and so interesting was his discourse that they had gone a considerable distance before Jonathan observed they were entering into a quarter darker and less frequented than that which they had quitted. Tall brick houses stood upon either side, between which stretched a narrow, crooked roadway, with a kennel running down the centre.
In front of one of these houses—a tall and gloomy structure—our hero’s conductor stopped and, opening the door with a key, beckoned for him to enter. Jonathan having complied, his new-found friend led the way up a flight of steps, against which Jonathan’s feet beat noisily in the darkness, and at length, having ascended two stairways and having reached a landing, he opened a door at the end of the passage and ushered Jonathan into an apartment, unlighted, except for the Moonshine, which, coming in through a partly open shutter, lay in a brilliant patch of light upon the floor.
His conductor having struck a light with a flint and steel, our hero by the illumination of a single candle presently discovered himself to be in a bedchamber furnished with no small degree of comfort, and even elegance, and having every appearance of a bachelor’s chamber.
“You will pardon me,” said his new acquaintance, “if I shut these shutters and the window, for that devilish fever of which I spoke is of such a sort that I must keep the night air even out from my room, or else I shall be shaking the bones out of my joints and chattering the teeth out of my head by to-morrow morning.”

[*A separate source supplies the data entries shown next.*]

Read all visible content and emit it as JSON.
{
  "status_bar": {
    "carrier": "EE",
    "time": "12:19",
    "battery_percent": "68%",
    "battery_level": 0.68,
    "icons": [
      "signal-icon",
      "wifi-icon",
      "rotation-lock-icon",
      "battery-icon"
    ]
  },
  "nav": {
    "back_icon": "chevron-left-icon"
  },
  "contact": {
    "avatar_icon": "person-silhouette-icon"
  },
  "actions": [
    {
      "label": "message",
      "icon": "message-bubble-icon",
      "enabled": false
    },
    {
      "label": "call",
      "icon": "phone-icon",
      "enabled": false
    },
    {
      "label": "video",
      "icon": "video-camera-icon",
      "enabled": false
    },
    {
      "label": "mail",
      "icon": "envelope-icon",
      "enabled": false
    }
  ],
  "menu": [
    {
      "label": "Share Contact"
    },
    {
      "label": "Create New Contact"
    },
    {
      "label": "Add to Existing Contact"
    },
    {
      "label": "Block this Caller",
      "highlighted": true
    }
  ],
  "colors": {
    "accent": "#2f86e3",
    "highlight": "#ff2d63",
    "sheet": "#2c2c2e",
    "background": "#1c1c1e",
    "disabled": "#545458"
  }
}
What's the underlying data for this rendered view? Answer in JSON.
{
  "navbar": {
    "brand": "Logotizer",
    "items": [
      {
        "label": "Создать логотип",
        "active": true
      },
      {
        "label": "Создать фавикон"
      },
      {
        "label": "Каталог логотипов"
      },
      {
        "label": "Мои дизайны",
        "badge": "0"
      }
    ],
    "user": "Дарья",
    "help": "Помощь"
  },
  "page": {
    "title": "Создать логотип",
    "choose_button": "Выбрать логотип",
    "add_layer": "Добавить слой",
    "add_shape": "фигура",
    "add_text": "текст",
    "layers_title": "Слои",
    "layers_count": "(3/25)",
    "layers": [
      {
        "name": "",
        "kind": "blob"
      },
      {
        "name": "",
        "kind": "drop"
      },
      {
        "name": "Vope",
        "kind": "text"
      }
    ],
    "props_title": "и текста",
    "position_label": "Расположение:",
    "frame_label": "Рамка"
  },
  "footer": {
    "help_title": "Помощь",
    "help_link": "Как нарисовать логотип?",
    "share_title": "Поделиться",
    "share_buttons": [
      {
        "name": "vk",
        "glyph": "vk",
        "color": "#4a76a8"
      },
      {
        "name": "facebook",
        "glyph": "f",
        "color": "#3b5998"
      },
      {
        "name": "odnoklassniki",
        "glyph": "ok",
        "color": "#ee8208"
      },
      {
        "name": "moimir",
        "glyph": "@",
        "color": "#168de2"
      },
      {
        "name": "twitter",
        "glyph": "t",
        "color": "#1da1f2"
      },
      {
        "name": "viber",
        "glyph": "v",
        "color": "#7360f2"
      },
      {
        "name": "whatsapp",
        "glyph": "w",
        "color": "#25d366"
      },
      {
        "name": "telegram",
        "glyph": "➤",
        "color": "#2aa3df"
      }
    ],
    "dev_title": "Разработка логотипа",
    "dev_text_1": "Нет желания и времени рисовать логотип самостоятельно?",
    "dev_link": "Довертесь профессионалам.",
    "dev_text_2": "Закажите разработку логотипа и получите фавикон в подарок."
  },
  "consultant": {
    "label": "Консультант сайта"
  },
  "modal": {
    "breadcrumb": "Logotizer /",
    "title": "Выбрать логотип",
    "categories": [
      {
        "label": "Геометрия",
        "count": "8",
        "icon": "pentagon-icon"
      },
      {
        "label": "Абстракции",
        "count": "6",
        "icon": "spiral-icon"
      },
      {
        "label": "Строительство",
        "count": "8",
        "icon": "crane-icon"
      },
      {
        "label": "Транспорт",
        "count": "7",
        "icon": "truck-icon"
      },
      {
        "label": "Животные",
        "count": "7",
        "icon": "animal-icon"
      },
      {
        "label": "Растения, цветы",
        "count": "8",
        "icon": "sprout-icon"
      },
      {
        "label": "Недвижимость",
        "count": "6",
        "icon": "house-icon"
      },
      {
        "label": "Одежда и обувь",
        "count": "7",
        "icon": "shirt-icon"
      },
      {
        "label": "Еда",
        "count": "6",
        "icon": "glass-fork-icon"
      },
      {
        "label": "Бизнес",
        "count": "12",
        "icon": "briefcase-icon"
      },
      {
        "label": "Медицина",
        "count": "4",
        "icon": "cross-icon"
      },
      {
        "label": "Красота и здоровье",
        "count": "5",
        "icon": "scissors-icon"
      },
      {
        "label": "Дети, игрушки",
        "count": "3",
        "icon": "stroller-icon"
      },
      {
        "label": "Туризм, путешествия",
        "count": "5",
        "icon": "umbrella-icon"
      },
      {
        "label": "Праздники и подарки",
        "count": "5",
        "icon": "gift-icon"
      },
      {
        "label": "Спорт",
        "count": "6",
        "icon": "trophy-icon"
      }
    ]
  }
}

So saying he was as good as his word, and not only drew the shutters to, but shot the heavy iron bolt into its place. Having accomplished this he bade our hero to be seated, and placing before him some exceedingly superior rum, together with some equally excellent tobacco, they presently fell into the friendliest discourse imaginable. In the course of their talk, which after awhile became exceedingly confidential, Jonathan confided to his new friend the